Marketers need to answer questions like, “Should we build a mobile website, a mobile app, or redesign our desktop site so that it renders well on mobile devices?” This requires understanding the pros and cons of various approaches and, most importantly, what will work within your organization’s current technical reality. Marketers should be comfortable dealing with IT professionals, whether internal or external. And since that’s going to be an increasing aspect of the job, they should enjoy doing so.
2. Live for Rapid Change
While social media is not specifically listed as a top competency here, adaptability and comfort with rapid change is crucial. And certainly, social media is an area that is quickly and constantly evolving. It’s probably unrealistic for most small- to mid-size marketing departments to have cutting-edge experts in every aspect of marketing. However, it is important to hire talented people who are natural trend watchers, enjoy following technical and social gurus’ opinions on what is on the horizon, and can think about how that applies to your business.
In the same vein, the viral nature of communications speeds everything up. A tweet or blog post can quickly be disseminated across the world, and marketers need to be comfortable making good decisions quickly (and have the authority to do so).
3. Data Savvy and Skilled Interpretation
This is not just about the ability to collect data, though at times tracking customers’ activity across a number of disparate systems and platforms is like traveling from New York to Los Angeles by way of Brazil—it’s not always straightforward. Most organizations don’t suffer from a lack of data. Rather, they suffer from a sometimes paralyzing amount of data and lack ability to draw actionable insights from the data.
It’s important to make sure you are interpreting the data correctly; inexperienced professionals can draw incorrect conclusions. Having a solid background in strategy will help marketers avoid mistakes and enable them to use the data to gain competitive advantage. While so much about marketing is changing, most of the fundamentals (e.g., segmentation, targeting, positioning) remain the same.
4. Creative Ways to Engage
Content is king and content marketing can be an important element of the marketing plan for every organization. The key is to publish timely, helpful, and engaging information that is related to what you are selling and of interest to prospective customers. Finding creative ways to gather content and keep the conversation going is a relatively new and important skill for most marketing organizations.
We all can probably think of five topics of content related to our work that could be used in things like blog posts, podcasts, and videos. But how about generating 500 ideas? Adding new authors to the mix and referencing works written by others can help, but it usually becomes increasingly difficult to think of new ideas. Thus, keeping your content fresh can be a challenge.
5. Influence Without Authority

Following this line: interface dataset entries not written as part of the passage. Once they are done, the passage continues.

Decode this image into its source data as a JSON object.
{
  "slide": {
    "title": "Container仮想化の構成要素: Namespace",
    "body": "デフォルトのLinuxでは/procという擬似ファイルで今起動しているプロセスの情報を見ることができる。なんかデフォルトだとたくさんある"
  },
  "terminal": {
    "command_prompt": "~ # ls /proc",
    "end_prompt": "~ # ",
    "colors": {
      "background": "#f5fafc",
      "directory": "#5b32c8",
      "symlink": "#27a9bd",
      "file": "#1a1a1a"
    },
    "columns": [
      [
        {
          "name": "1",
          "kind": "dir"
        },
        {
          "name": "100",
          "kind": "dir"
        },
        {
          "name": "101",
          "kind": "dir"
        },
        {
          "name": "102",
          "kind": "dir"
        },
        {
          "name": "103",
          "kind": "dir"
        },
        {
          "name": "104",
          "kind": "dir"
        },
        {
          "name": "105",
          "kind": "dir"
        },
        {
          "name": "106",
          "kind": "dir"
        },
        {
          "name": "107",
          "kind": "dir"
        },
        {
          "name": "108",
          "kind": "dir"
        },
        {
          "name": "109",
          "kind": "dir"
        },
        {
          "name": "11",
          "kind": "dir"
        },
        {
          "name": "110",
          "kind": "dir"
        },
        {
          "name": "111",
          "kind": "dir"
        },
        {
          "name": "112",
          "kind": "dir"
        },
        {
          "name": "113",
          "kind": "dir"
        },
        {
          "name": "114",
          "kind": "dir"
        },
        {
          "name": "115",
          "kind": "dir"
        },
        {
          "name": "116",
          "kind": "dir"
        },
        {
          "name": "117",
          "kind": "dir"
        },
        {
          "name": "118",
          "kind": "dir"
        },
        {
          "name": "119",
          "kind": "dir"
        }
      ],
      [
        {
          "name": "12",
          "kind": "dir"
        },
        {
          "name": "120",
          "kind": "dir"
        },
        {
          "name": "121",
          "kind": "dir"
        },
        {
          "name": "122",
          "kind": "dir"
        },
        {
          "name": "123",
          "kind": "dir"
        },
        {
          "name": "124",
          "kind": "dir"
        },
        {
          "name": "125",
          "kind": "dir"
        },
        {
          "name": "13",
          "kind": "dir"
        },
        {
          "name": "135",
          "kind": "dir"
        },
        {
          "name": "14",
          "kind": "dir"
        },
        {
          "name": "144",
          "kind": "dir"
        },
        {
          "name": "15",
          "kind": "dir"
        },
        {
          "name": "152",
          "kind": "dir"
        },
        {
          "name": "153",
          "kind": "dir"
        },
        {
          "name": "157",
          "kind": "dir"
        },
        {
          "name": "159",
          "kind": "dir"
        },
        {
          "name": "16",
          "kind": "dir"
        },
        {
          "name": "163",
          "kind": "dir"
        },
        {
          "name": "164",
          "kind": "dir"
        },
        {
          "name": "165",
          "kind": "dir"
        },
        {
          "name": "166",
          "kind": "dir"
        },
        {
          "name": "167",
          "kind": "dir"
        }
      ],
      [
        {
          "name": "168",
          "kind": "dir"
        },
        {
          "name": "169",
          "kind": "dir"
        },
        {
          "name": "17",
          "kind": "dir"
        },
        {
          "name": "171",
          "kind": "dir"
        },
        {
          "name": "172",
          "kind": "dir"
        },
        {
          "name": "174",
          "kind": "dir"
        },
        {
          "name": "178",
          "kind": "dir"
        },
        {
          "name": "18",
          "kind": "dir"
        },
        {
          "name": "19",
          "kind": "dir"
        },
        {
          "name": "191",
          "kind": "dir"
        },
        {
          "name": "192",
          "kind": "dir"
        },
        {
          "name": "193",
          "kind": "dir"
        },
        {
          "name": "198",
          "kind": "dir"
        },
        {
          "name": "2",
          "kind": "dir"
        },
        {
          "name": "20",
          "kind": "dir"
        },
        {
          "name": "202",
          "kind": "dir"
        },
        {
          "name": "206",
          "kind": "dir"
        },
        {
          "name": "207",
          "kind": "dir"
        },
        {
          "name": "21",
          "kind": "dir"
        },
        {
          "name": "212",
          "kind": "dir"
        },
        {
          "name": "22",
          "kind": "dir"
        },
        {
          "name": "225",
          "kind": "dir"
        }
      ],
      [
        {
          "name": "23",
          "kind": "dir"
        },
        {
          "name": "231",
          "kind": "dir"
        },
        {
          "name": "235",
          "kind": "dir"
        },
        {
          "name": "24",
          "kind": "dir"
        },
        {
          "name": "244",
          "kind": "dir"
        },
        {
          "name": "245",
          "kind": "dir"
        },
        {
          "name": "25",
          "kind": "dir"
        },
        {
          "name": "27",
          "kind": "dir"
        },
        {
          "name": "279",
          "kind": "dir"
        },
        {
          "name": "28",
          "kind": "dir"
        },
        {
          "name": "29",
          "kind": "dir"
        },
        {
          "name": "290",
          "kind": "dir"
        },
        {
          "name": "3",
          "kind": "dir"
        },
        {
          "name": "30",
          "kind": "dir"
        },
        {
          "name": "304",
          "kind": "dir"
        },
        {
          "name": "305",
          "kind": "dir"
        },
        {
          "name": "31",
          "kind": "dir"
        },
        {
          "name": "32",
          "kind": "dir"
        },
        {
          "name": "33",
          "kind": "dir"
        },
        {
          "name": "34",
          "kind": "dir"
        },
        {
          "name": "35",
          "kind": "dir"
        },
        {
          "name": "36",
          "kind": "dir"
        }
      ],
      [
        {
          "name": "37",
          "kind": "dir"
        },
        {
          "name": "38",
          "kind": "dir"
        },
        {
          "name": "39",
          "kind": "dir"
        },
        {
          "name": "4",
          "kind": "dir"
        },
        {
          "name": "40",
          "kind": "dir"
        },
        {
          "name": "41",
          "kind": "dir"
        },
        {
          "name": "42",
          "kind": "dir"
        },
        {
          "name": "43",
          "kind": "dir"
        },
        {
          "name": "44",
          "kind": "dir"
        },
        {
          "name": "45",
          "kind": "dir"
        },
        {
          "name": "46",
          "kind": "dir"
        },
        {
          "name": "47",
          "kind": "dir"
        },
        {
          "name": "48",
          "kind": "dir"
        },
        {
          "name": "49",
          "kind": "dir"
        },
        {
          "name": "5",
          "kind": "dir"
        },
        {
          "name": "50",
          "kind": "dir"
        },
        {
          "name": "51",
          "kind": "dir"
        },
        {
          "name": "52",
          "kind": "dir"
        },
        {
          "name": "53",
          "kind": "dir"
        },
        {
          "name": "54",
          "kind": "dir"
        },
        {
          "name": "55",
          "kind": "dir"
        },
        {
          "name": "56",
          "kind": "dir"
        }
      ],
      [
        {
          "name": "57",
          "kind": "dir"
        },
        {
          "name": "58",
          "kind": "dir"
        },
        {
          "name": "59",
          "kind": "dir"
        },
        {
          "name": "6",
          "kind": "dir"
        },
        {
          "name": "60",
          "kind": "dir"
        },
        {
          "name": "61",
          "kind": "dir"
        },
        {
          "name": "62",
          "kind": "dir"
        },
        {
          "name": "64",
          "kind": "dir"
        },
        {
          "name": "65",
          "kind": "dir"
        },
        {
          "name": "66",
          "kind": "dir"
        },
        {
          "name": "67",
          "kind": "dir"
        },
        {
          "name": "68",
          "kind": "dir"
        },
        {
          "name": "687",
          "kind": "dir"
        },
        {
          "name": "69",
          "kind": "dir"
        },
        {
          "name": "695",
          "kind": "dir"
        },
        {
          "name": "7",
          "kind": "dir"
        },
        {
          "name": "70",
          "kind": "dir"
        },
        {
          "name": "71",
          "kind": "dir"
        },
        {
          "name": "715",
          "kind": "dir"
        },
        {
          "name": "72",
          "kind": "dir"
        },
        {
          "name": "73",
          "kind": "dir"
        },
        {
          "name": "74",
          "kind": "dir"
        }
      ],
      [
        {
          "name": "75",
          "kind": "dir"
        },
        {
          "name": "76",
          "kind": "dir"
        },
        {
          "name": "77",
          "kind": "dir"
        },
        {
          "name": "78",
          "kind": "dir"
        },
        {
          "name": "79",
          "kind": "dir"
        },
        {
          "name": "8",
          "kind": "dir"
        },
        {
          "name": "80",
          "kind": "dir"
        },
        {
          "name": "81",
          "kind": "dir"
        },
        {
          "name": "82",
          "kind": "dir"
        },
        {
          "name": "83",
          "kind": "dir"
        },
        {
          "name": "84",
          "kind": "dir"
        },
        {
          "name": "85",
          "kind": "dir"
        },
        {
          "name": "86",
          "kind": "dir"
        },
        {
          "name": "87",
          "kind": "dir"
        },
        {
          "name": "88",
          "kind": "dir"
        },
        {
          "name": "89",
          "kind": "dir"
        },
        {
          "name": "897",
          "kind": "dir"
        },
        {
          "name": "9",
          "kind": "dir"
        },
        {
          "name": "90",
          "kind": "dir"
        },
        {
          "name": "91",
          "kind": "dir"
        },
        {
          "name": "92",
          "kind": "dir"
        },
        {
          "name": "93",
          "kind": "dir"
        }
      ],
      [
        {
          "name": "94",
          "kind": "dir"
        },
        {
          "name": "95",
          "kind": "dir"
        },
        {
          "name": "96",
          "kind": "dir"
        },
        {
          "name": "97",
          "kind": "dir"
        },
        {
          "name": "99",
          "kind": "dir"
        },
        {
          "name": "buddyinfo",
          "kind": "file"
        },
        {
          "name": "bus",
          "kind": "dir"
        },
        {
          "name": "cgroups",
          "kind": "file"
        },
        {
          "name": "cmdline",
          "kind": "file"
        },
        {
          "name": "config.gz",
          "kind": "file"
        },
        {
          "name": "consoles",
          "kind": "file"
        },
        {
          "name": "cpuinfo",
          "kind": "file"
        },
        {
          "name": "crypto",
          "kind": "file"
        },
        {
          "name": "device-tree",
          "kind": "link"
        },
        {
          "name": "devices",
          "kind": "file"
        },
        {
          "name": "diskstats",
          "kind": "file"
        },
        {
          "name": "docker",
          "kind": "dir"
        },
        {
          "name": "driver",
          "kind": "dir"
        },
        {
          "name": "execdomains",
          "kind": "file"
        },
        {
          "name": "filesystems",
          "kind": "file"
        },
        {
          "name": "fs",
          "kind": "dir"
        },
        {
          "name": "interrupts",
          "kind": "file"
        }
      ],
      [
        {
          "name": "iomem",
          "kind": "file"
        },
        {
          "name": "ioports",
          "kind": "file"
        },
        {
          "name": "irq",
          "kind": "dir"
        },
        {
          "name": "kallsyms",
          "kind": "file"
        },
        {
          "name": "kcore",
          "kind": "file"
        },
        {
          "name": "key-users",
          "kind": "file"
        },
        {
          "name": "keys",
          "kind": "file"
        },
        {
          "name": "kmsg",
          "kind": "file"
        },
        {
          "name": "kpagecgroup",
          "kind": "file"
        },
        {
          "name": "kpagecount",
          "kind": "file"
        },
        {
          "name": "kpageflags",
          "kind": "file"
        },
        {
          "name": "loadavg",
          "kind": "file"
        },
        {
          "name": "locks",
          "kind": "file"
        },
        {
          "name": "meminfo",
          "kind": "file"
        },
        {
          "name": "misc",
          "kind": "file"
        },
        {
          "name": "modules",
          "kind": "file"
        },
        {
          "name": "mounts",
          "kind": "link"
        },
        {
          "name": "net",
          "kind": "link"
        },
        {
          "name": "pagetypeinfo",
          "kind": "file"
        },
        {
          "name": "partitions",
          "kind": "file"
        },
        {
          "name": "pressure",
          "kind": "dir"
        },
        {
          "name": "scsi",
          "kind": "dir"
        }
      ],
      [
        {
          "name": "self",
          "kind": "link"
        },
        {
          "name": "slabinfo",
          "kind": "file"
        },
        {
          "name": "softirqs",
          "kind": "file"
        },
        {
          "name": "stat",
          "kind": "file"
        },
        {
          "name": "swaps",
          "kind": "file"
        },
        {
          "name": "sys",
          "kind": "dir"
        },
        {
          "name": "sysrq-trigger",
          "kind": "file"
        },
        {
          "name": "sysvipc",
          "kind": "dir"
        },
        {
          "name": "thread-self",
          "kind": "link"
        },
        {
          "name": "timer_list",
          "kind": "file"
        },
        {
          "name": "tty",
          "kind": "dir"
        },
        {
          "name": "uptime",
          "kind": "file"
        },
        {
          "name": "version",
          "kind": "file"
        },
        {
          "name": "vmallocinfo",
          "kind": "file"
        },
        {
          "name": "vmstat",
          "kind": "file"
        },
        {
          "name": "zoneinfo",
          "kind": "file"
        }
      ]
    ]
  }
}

While this phrase has been used so much that it has perhaps become cliché, in the marketing world there may be no greater skill than the ability to influence peers across the organization. Customers expect you to have a presence and expect a quick response. Often marketers aren’t equipped to answer detailed questions posed in social media about policies or customer accounts. Therefore, you may have a number of people within your organization who are active within social media, and that means less centralized control of the brand.
For marketers, the task becomes more about building organizational allies, gathering buy-in for using new channels, and establishing social media guidelines for others to follow. This ability to communicate and influence others in functions such as sales and customer service is important for marketing leaders.
The practice of marketing is changing at an unprecedented pace, creating opportunities for smart people with good skills to do interesting work that makes a contribution to the bottom line. And really, what’s more fun than that?